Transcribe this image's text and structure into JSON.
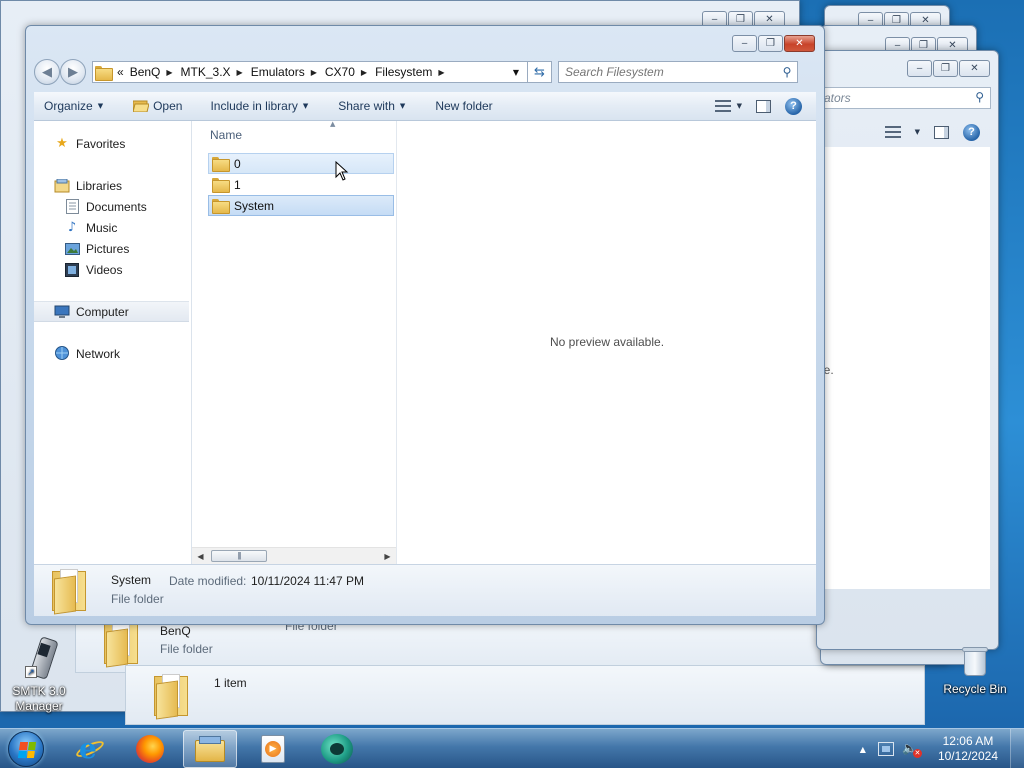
{
  "background_windows": {
    "search_fragment": "ators",
    "preview_fragment": "le.",
    "details_back": {
      "name": "BenQ",
      "type": "File folder",
      "type_mid": "File folder",
      "status": "1 item"
    }
  },
  "window": {
    "address": {
      "overflow": "«",
      "crumbs": [
        "BenQ",
        "MTK_3.X",
        "Emulators",
        "CX70",
        "Filesystem"
      ]
    },
    "search": {
      "placeholder": "Search Filesystem"
    },
    "toolbar": {
      "organize": "Organize",
      "open": "Open",
      "include_in_library": "Include in library",
      "share_with": "Share with",
      "new_folder": "New folder"
    },
    "nav_pane": {
      "favorites": "Favorites",
      "libraries": "Libraries",
      "documents": "Documents",
      "music": "Music",
      "pictures": "Pictures",
      "videos": "Videos",
      "computer": "Computer",
      "network": "Network"
    },
    "file_list": {
      "column_name": "Name",
      "items": [
        {
          "name": "0",
          "state": "hover"
        },
        {
          "name": "1",
          "state": "normal"
        },
        {
          "name": "System",
          "state": "selected"
        }
      ]
    },
    "preview": {
      "message": "No preview available."
    },
    "details": {
      "name": "System",
      "date_modified_label": "Date modified:",
      "date_modified_value": "10/11/2024 11:47 PM",
      "type": "File folder"
    }
  },
  "desktop": {
    "icons": [
      {
        "label_line1": "SMTK 3.0",
        "label_line2": "Manager"
      },
      {
        "label_line1": "Recycle Bin"
      }
    ]
  },
  "taskbar": {
    "clock": {
      "time": "12:06 AM",
      "date": "10/12/2024"
    }
  }
}
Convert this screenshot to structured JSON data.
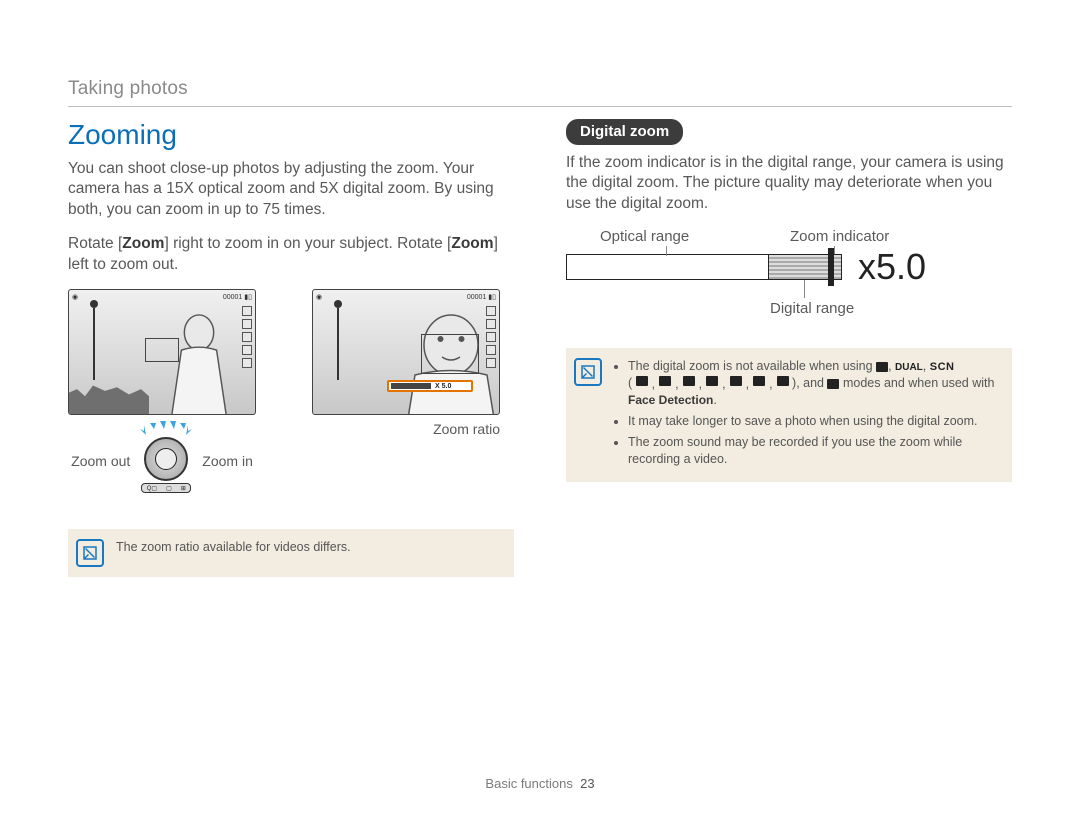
{
  "breadcrumb": "Taking photos",
  "left": {
    "heading": "Zooming",
    "intro": "You can shoot close-up photos by adjusting the zoom. Your camera has a 15X optical zoom and 5X digital zoom. By using both, you can zoom in up to 75 times.",
    "rotate_pre": "Rotate [",
    "rotate_zoom": "Zoom",
    "rotate_mid": "] right to zoom in on your subject. Rotate [",
    "rotate_zoom2": "Zoom",
    "rotate_post": "] left to zoom out.",
    "lcd_counter": "00001",
    "zoom_bar_label": "X 5.0",
    "label_zoom_out": "Zoom out",
    "label_zoom_in": "Zoom in",
    "label_zoom_ratio": "Zoom ratio",
    "note": "The zoom ratio available for videos differs."
  },
  "right": {
    "pill": "Digital zoom",
    "intro": "If the zoom indicator is in the digital range, your camera is using the digital zoom. The picture quality may deteriorate when you use the digital zoom.",
    "diagram": {
      "optical_range": "Optical range",
      "zoom_indicator": "Zoom indicator",
      "digital_range": "Digital range",
      "x_value": "x5.0"
    },
    "note_items": {
      "item1_pre": "The digital zoom is not available when using ",
      "item1_mid": "( ",
      "item1_post": " ), and ",
      "item1_end": " modes and when used with ",
      "face_detection": "Face Detection",
      "item1_period": ".",
      "dual_label": "DUAL",
      "scn_label": "SCN",
      "item2": "It may take longer to save a photo when using the digital zoom.",
      "item3": "The zoom sound may be recorded if you use the zoom while recording a video."
    }
  },
  "footer": {
    "section": "Basic functions",
    "page": "23"
  }
}
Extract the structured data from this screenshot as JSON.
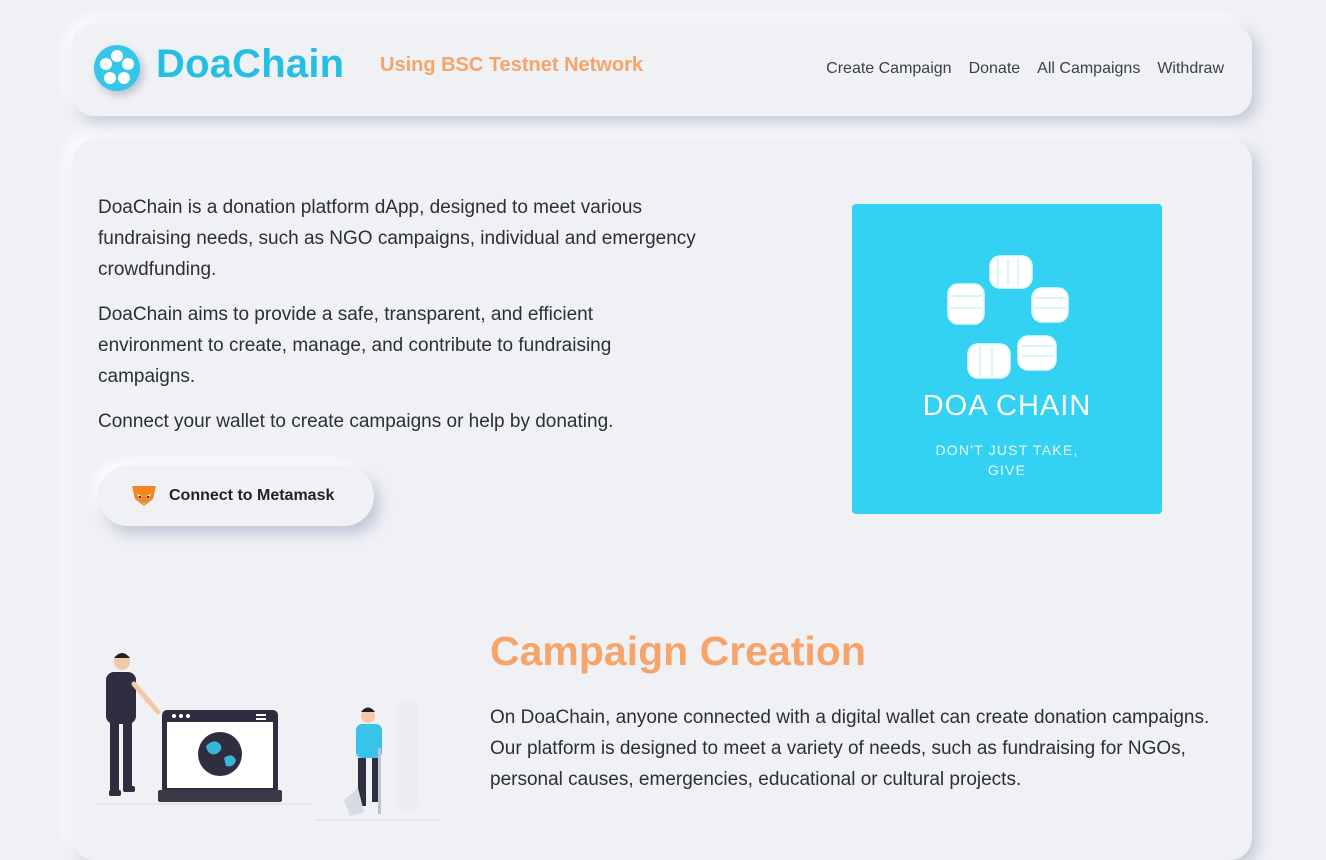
{
  "header": {
    "brand": "DoaChain",
    "network": "Using BSC Testnet Network",
    "nav": [
      "Create Campaign",
      "Donate",
      "All Campaigns",
      "Withdraw"
    ]
  },
  "intro": {
    "p1": "DoaChain is a donation platform dApp, designed to meet various fundraising needs, such as NGO campaigns, individual and emergency crowdfunding.",
    "p2": "DoaChain aims to provide a safe, transparent, and efficient environment to create, manage, and contribute to fundraising campaigns.",
    "p3": "Connect your wallet to create campaigns or help by donating.",
    "connect_button": "Connect to Metamask"
  },
  "promo": {
    "title": "DOA CHAIN",
    "tagline_line1": "DON'T JUST TAKE,",
    "tagline_line2": "GIVE",
    "bg_color": "#33d1f2"
  },
  "campaign_section": {
    "title": "Campaign Creation",
    "text": "On DoaChain, anyone connected with a digital wallet can create donation campaigns. Our platform is designed to meet a variety of needs, such as fundraising for NGOs, personal causes, emergencies, educational or cultural projects."
  },
  "colors": {
    "brand": "#24bfe3",
    "accent_orange": "#f7a46a",
    "background": "#f0f1f5"
  },
  "icons": [
    "doachain-logo-icon",
    "metamask-fox-icon",
    "hands-circle-icon"
  ]
}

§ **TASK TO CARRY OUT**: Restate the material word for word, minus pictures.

§ **OUTPUT**:
Transcribe this image's text and structure into JSON.
{
  "background_windows": {
    "search_fragment": "ators",
    "preview_fragment": "le.",
    "details_back": {
      "name": "BenQ",
      "type": "File folder",
      "type_mid": "File folder",
      "status": "1 item"
    }
  },
  "window": {
    "address": {
      "overflow": "«",
      "crumbs": [
        "BenQ",
        "MTK_3.X",
        "Emulators",
        "CX70",
        "Filesystem"
      ]
    },
    "search": {
      "placeholder": "Search Filesystem"
    },
    "toolbar": {
      "organize": "Organize",
      "open": "Open",
      "include_in_library": "Include in library",
      "share_with": "Share with",
      "new_folder": "New folder"
    },
    "nav_pane": {
      "favorites": "Favorites",
      "libraries": "Libraries",
      "documents": "Documents",
      "music": "Music",
      "pictures": "Pictures",
      "videos": "Videos",
      "computer": "Computer",
      "network": "Network"
    },
    "file_list": {
      "column_name": "Name",
      "items": [
        {
          "name": "0",
          "state": "hover"
        },
        {
          "name": "1",
          "state": "normal"
        },
        {
          "name": "System",
          "state": "selected"
        }
      ]
    },
    "preview": {
      "message": "No preview available."
    },
    "details": {
      "name": "System",
      "date_modified_label": "Date modified:",
      "date_modified_value": "10/11/2024 11:47 PM",
      "type": "File folder"
    }
  },
  "desktop": {
    "icons": [
      {
        "label_line1": "SMTK 3.0",
        "label_line2": "Manager"
      },
      {
        "label_line1": "Recycle Bin"
      }
    ]
  },
  "taskbar": {
    "clock": {
      "time": "12:06 AM",
      "date": "10/12/2024"
    }
  }
}
Convert this screenshot to structured JSON data.
{
  "breadcrumb": "Taking photos",
  "left": {
    "heading": "Zooming",
    "intro": "You can shoot close-up photos by adjusting the zoom. Your camera has a 15X optical zoom and 5X digital zoom. By using both, you can zoom in up to 75 times.",
    "rotate_pre": "Rotate [",
    "rotate_zoom": "Zoom",
    "rotate_mid": "] right to zoom in on your subject. Rotate [",
    "rotate_zoom2": "Zoom",
    "rotate_post": "] left to zoom out.",
    "lcd_counter": "00001",
    "zoom_bar_label": "X 5.0",
    "label_zoom_out": "Zoom out",
    "label_zoom_in": "Zoom in",
    "label_zoom_ratio": "Zoom ratio",
    "note": "The zoom ratio available for videos differs."
  },
  "right": {
    "pill": "Digital zoom",
    "intro": "If the zoom indicator is in the digital range, your camera is using the digital zoom. The picture quality may deteriorate when you use the digital zoom.",
    "diagram": {
      "optical_range": "Optical range",
      "zoom_indicator": "Zoom indicator",
      "digital_range": "Digital range",
      "x_value": "x5.0"
    },
    "note_items": {
      "item1_pre": "The digital zoom is not available when using ",
      "item1_mid": "( ",
      "item1_post": " ), and ",
      "item1_end": " modes and when used with ",
      "face_detection": "Face Detection",
      "item1_period": ".",
      "dual_label": "DUAL",
      "scn_label": "SCN",
      "item2": "It may take longer to save a photo when using the digital zoom.",
      "item3": "The zoom sound may be recorded if you use the zoom while recording a video."
    }
  },
  "footer": {
    "section": "Basic functions",
    "page": "23"
  }
}
Extract the structured data from this screenshot as JSON.
{
  "header": {
    "brand": "DoaChain",
    "network": "Using BSC Testnet Network",
    "nav": [
      "Create Campaign",
      "Donate",
      "All Campaigns",
      "Withdraw"
    ]
  },
  "intro": {
    "p1": "DoaChain is a donation platform dApp, designed to meet various fundraising needs, such as NGO campaigns, individual and emergency crowdfunding.",
    "p2": "DoaChain aims to provide a safe, transparent, and efficient environment to create, manage, and contribute to fundraising campaigns.",
    "p3": "Connect your wallet to create campaigns or help by donating.",
    "connect_button": "Connect to Metamask"
  },
  "promo": {
    "title": "DOA CHAIN",
    "tagline_line1": "DON'T JUST TAKE,",
    "tagline_line2": "GIVE",
    "bg_color": "#33d1f2"
  },
  "campaign_section": {
    "title": "Campaign Creation",
    "text": "On DoaChain, anyone connected with a digital wallet can create donation campaigns. Our platform is designed to meet a variety of needs, such as fundraising for NGOs, personal causes, emergencies, educational or cultural projects."
  },
  "colors": {
    "brand": "#24bfe3",
    "accent_orange": "#f7a46a",
    "background": "#f0f1f5"
  },
  "icons": [
    "doachain-logo-icon",
    "metamask-fox-icon",
    "hands-circle-icon"
  ]
}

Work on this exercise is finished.